There was very little to cheer in this week's Budget. Even the good news for savers that ISA limits will increase annually by the inflation rate was tempered by the fact that the increase works out as an extra tax-free benefit of a paltry 76p a year, as Andrew Hagger explains on page 68.
And, while the raising of the stamp duty threshold to £250,000 for first-time buyers may help some people clamber on to the housing ladder, it excludes anyone who has owned a property before. That means people who may have sold up years ago and are now thinking of returning will be penalised, as will couples planning to buy their first home together if either already owns a flat or has owned or part-owned one before.
Even the Robin Hood element in the Budget was disappointing. The Chancellor said he would claw back the revenue lost from the higher stamp duty threshold from well-heeled homeowners selling property for more than £1m but, disappointingly, that change won't come into force for another 12 months.
But does it really matter in an election year? The chances are that a new government will want to set its own Budget, which could mean going through the whole process again in a matter of weeks. If that does turn out to be the case, I hope there is more positive news for ordinary folk.
* There has been little positive news for ordinary folk from the tax office because – shockingly – almost half of the calls to HM Revenue & Customs go unanswered. According to a report by the Commons Public Accounts Committee, almost 45 million calls from the public seeking help on tax and benefits went unanswered last year, and even those that did get through may have been given incorrect advice, the report warned.
Clearly, HMRC needs to do better, especially as it has been trying to save money by encouraging taxpayers to sort things out over the phone or by internet, rather than through letters or in person. With hundreds of thousands of people being sent the wrong tax code this spring, the Revenue seems to have failed to learn from previous disasters such as the widescale tax credit overpayments in the past decade. Part of the problem, of course, is the overly complicated tax system which even HMRC staff have difficulty fathoming. One solution could be a simpler tax and benefits system, which could be a priority for whichever party finds itself in office after the election.

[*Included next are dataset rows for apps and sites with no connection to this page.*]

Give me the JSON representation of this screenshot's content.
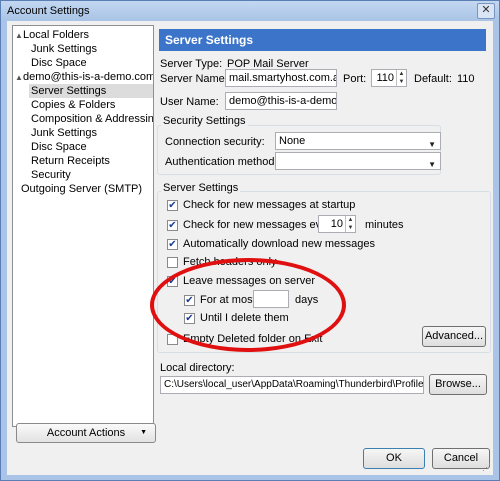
{
  "window": {
    "title": "Account Settings",
    "close_glyph": "✕"
  },
  "tree": {
    "items": [
      {
        "label": "Local Folders",
        "level": 0,
        "expanded": true
      },
      {
        "label": "Junk Settings",
        "level": 1
      },
      {
        "label": "Disc Space",
        "level": 1
      },
      {
        "label": "demo@this-is-a-demo.com",
        "level": 0,
        "expanded": true
      },
      {
        "label": "Server Settings",
        "level": 1,
        "selected": true
      },
      {
        "label": "Copies & Folders",
        "level": 1
      },
      {
        "label": "Composition & Addressing",
        "level": 1
      },
      {
        "label": "Junk Settings",
        "level": 1
      },
      {
        "label": "Disc Space",
        "level": 1
      },
      {
        "label": "Return Receipts",
        "level": 1
      },
      {
        "label": "Security",
        "level": 1
      },
      {
        "label": "Outgoing Server (SMTP)",
        "level": 0
      }
    ],
    "account_actions_label": "Account Actions"
  },
  "panel": {
    "header": "Server Settings",
    "server_type_label": "Server Type:",
    "server_type_value": "POP Mail Server",
    "server_name_label": "Server Name:",
    "server_name_value": "mail.smartyhost.com.au",
    "port_label": "Port:",
    "port_value": "110",
    "default_label": "Default:",
    "default_value": "110",
    "user_name_label": "User Name:",
    "user_name_value": "demo@this-is-a-demo.co",
    "security_group_title": "Security Settings",
    "connection_security_label": "Connection security:",
    "connection_security_value": "None",
    "auth_method_label": "Authentication method:",
    "auth_method_value": "",
    "server_group_title": "Server Settings",
    "check_startup_label": "Check for new messages at startup",
    "check_every_label": "Check for new messages every",
    "check_every_value": "10",
    "minutes_label": "minutes",
    "auto_download_label": "Automatically download new messages",
    "fetch_headers_label": "Fetch headers only",
    "leave_messages_label": "Leave messages on server",
    "for_at_most_label": "For at most",
    "for_at_most_value": "",
    "days_label": "days",
    "until_delete_label": "Until I delete them",
    "empty_deleted_label": "Empty Deleted folder on Exit",
    "advanced_button": "Advanced...",
    "local_dir_label": "Local directory:",
    "local_dir_value": "C:\\Users\\local_user\\AppData\\Roaming\\Thunderbird\\Profiles\\",
    "browse_button": "Browse..."
  },
  "footer": {
    "ok_label": "OK",
    "cancel_label": "Cancel"
  },
  "checkboxes": {
    "check_startup": true,
    "check_every": true,
    "auto_download": true,
    "fetch_headers": false,
    "leave_messages": true,
    "for_at_most": true,
    "until_delete": true,
    "empty_deleted": false
  },
  "colors": {
    "header_bg": "#3c74c9",
    "highlight_ellipse": "#e01010",
    "window_frame": "#a9c4e6"
  }
}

* The City watchdog swooped on a further seven City professionals this week in its latest crackdown on insider dealing. The Financial Services Authority, in conjunction with the Serious Organised Crime Agency, arrested senior workers from respected City firms such as Deutsche Bank, Moore Capital and BNP Paribas. It was the FSA's fifth set of arrests and the biggest yet, but there are likely to be more to come. The practice of insider dealing is still widespread in the City and, with only five jail sentences handed down to those guilty of it, many seem to presume they can simply continue to get away with it. Let's hope they don't as the crackdown continues.